==== DATA SECTION

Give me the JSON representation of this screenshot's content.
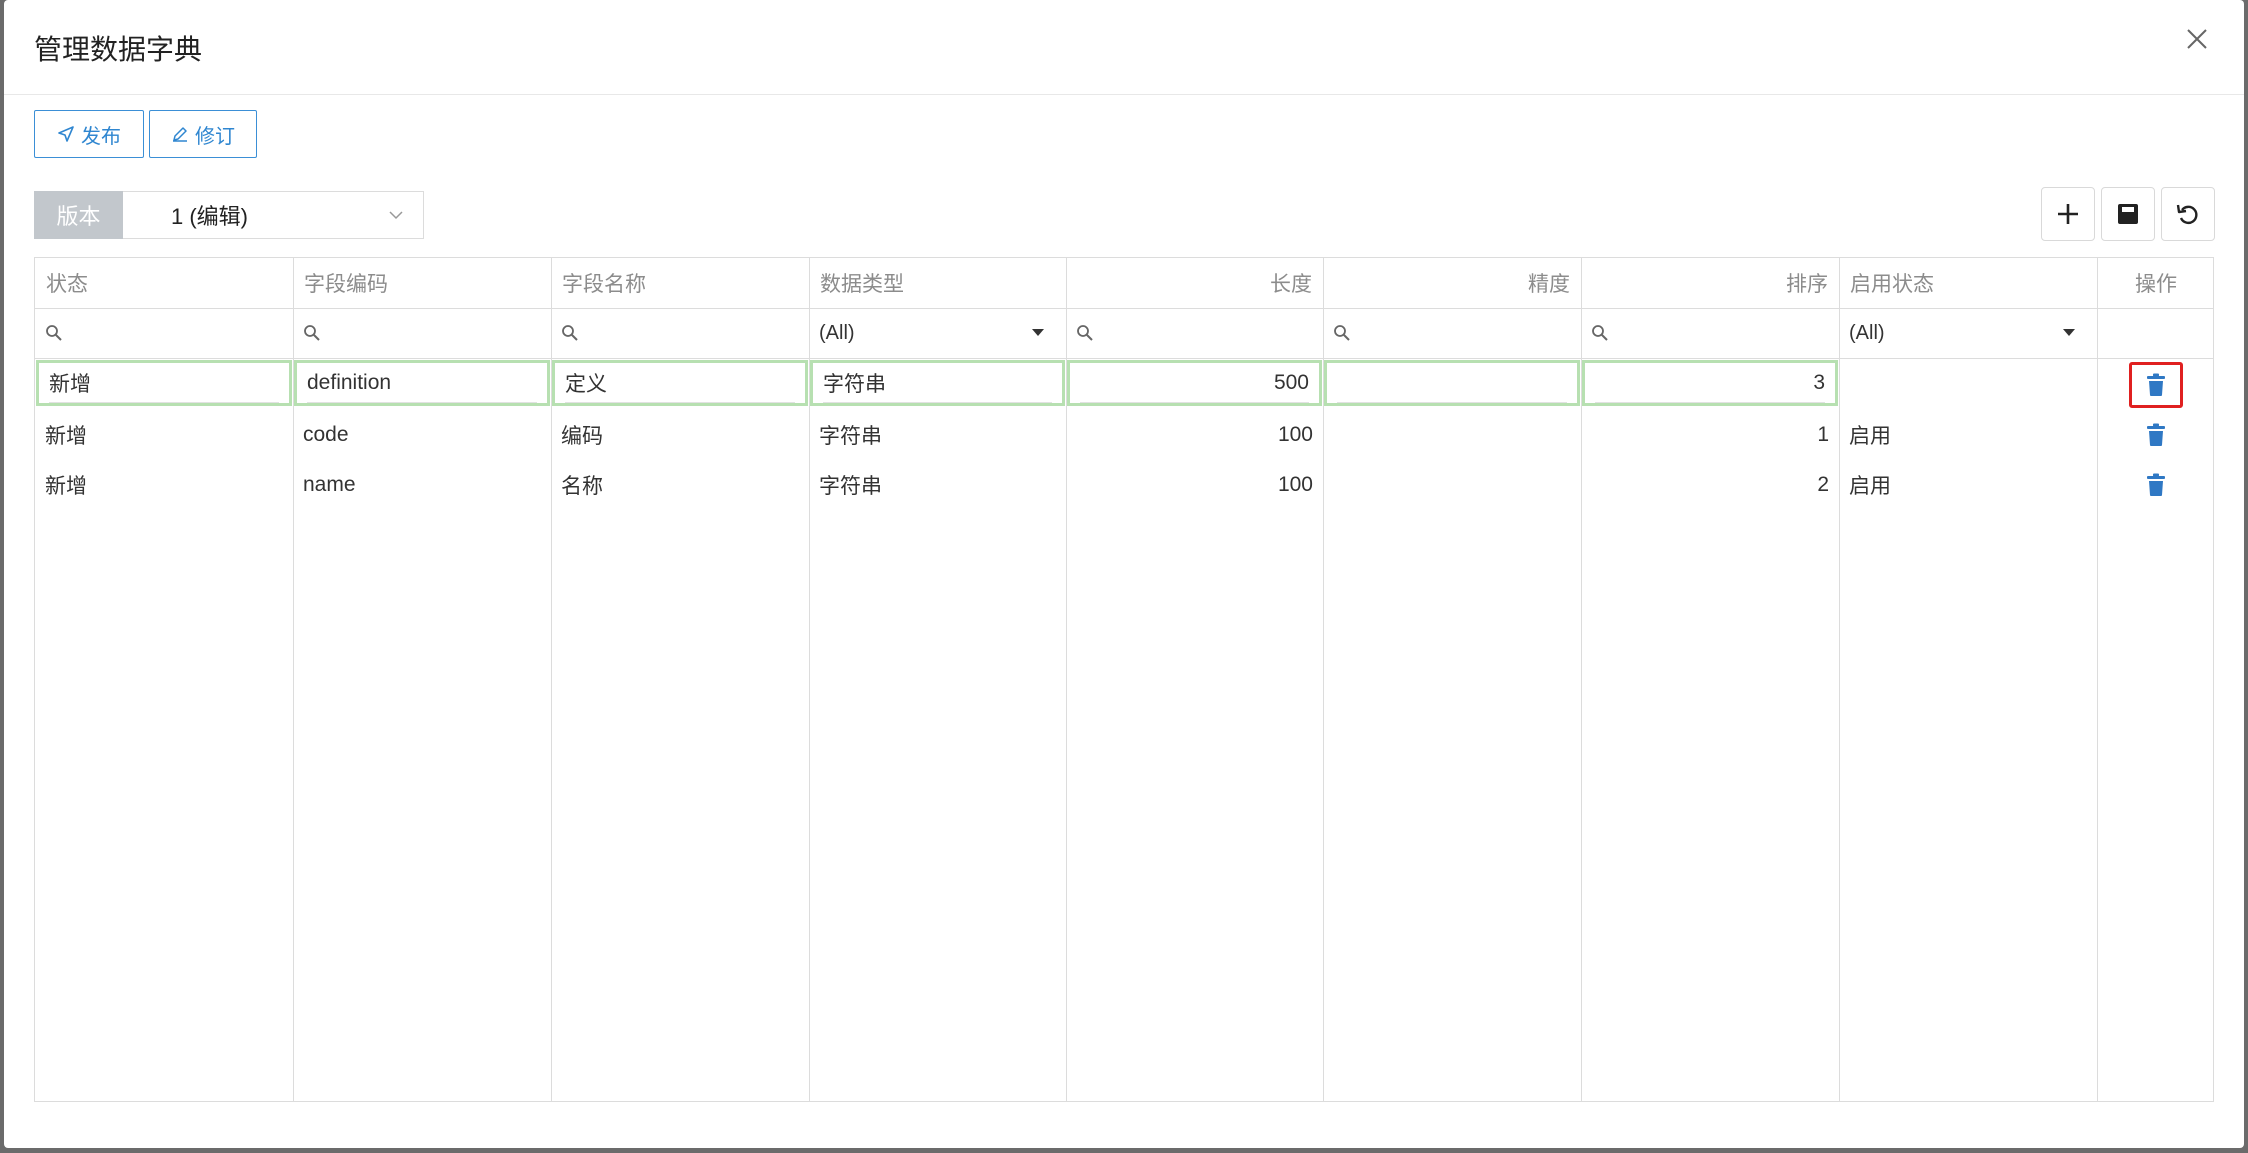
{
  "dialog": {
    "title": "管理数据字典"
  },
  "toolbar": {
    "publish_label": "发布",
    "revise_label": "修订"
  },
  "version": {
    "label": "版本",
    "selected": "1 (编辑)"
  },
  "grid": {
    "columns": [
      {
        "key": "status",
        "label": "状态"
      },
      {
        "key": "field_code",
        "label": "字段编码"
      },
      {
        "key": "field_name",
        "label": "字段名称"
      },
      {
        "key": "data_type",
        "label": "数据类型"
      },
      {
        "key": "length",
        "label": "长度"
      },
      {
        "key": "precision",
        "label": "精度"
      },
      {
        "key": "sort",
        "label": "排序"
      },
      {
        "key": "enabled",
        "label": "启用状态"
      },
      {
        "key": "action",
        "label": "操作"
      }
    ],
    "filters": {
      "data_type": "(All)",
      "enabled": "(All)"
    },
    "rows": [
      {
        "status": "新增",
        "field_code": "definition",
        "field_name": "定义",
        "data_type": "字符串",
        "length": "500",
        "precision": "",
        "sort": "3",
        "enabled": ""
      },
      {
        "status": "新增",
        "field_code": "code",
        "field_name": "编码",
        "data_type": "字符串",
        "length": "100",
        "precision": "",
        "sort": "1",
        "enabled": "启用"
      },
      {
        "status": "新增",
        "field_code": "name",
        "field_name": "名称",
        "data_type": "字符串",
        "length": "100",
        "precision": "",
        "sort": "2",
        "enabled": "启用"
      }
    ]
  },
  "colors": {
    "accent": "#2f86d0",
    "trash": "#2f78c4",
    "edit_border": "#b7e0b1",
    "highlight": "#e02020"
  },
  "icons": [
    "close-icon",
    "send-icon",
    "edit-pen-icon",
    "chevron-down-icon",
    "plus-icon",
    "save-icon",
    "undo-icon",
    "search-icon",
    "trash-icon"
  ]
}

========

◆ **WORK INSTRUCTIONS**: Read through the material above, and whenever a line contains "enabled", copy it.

◆ **RESPONSE BELOW**:
        "key": "enabled",
      "enabled": "(All)"
        "enabled": ""
        "enabled": "启用"
        "enabled": "启用"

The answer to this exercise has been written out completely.